When the EU Commission formally proposed a new tax on financial transactions last week, the headlines focused on the estimated €57 billion annual haul the tax would generate, or whether all 27 EU member states would agree to such a tax in the first place.
Less widely reported, however, was a working paper released alongside the proposals, which outlined what the Commission perceives the origins of the financial crisis to have been. One of the key factors they believe exacerbated the 2008 chaos? Tax-induced leverage.
The tax deductibility of interest payments is poisoning financing decisions, the Commission argued, leading company owners to pursue uncomfortable leverage ratios. While debt tax shields “did not create the financial crisis…it leaned in the wrong direction and may have aggravated it,” the report said. And it clearly has a point, to an extent. High leverage levels – tax-induced or otherwise – lead to liquidity restraints in a company, a problem that can be fatal during times of tightened credit supply and reduced consumer demand.
So can we now expect to see reform of the tax code, to reduce this risk?
The Commission told PE Manager that it has no short-term intention to weaken the debt tax shield at EU level; this will be the prerogative of its individual member states, it said. However, it wouldn’t rule out the possibility in the medium- or long-term. Indeed, it has already taken the first step: the working paper lists various proposals to make equity more appealing to debt. Solutions range from simply reducing corporate tax rates to decrease the value of debt tax shields, to implementation or reform of thin capitalisation rules (which limit how much interest paid on corporate debt is tax deductible). And it had already hinted at the idea earlier this year when it proposed a “Common Consolidated Corporate Tax Base”, designed to harmonise the way EU-based companies calculate their taxable income. It isn’t difficult to imagine the body revisiting tax-deductible interest payments, should a unified EU transactions tax prove successful.
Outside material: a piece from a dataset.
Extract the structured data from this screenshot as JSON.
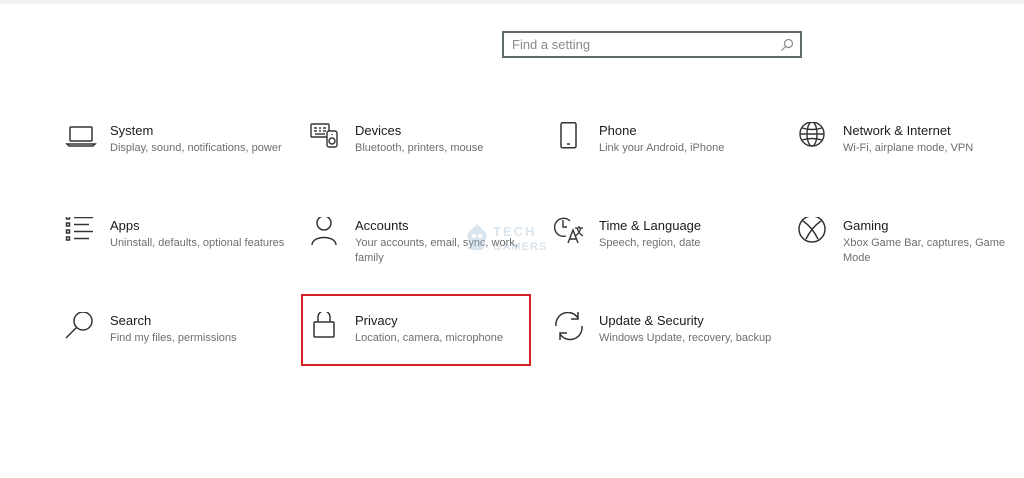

Perhaps the smarter solution, at a more micro-level, would be for the LP community to keep an even closer eye on GPs' use of leverage
But would this be a sensible move? Although private equity funds have taken plenty of heat for using leverage to amplify returns and pursue bigger corporate fish, more and more managers are focused on operational improvement and value-add (as detailed in the October supplement to our sister site Private Equity International). Cynics argue another credit boom sometime in the future may encourage past mistakes to be repeated. But this analysis ignores the fact that the banks (courtesy of the Basel III rules) are currently undergoing a seismic shift in their regulatory oversight – so even if they wanted to provide GPs with the kind of leverage levels seen in 2006 and 2007, their hands may be tied by capital-holding requirements.
If the EU has a philosophical objection to the current debt tax shield, that is a debate worth having. But either way, is now the time to attack it? Global markets are entering a new period of risk management, overseen by more aggressive market watchdogs aiming to severely reduce the chance of another once-in-a-lifetime recession. (In this month’s PE Manager, we explore whether governments’ efforts will ultimately herald a fundraising dark age in Europe.)
Perhaps the smarter solution, at a more micro-level, would be for the LP community to keep an even closer eye on GPs' use of leverage. Investors can either accept the risk and potential reward of highly-leveraged companies, or they can push the GP to take a more cautious approach. This can be done through the partnership agreement. Or alternatively, GPs can more openly discuss acceptable levels of portfolio company leverage during the negotiating phase. That way the industry would be able to assuage the regulators' concerns over excess leverage without the need for complicated and controversial new legislation – with all the unintended consequences that typically brings.